Schmuland added people often ask why SkyTrains don’t run all night.
“Then these guys can’t do their work. We need that time to actually do rail replacements, any kind of maintenance that would keep the trains running during the day. If we don’t have that opportunity to get out there and work, then the system wouldn’t be running very long,” he said.
SkyTrain fleet changes
The SkyTrain fleet totals 364 cars. The operation plans to replace the 150 original ‘80s Mark I trains with 205 new Mark V cars by 2028.
SkyTrain is in talks regarding what to do with the decommissioned cars – with some ideas floated from what previous cities have done, including turning them into coffee shops, museums or an artificial reef.
Nothing is set in stone at this point, but TransLink hopes to have a plan in 2024.
The SkyTrain operations and maintenance centre (OMC) in Burnaby, where the train fleet is serviced, can hold more than 250 cars.
A new OMC is planned for Coquitlam, near New Westminster’s Braid station.
Various roles need to be filled, including:
- Elevator escalator technician ($58.41 per hour)
- Vehicle technician ($54.29 per hour)
- Power technician ($50.11 per hour)
- Electronic technician ($50.11 per hour)
- Guideway technician ($49.47 per hour)
- Maintenance scheduler ($48.83 per hour)
- Guideway support equipment technician (heavy duty mechanic) ($50.11 per hour)
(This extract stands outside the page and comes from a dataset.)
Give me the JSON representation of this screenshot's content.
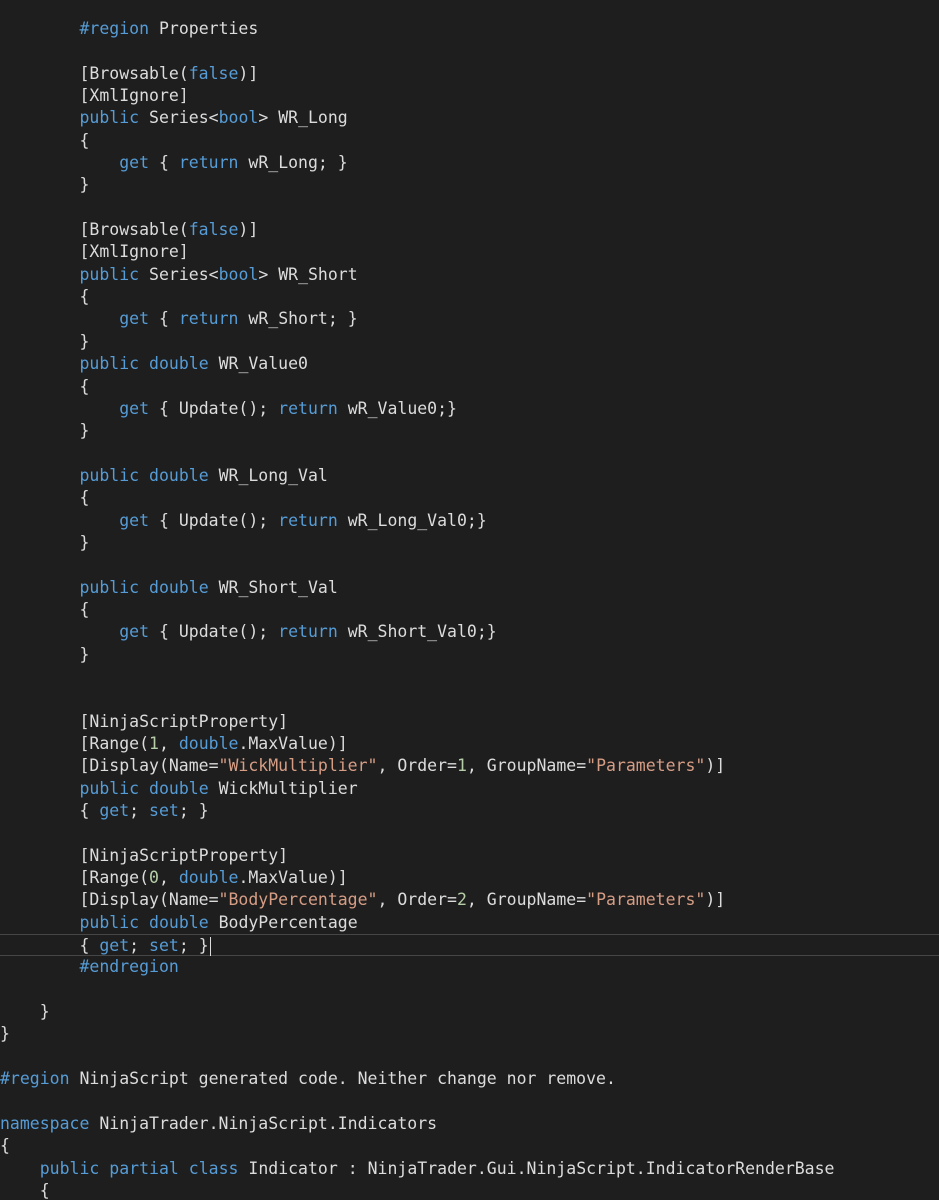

More positions and wages can be found on TransLink’s career opportunities page.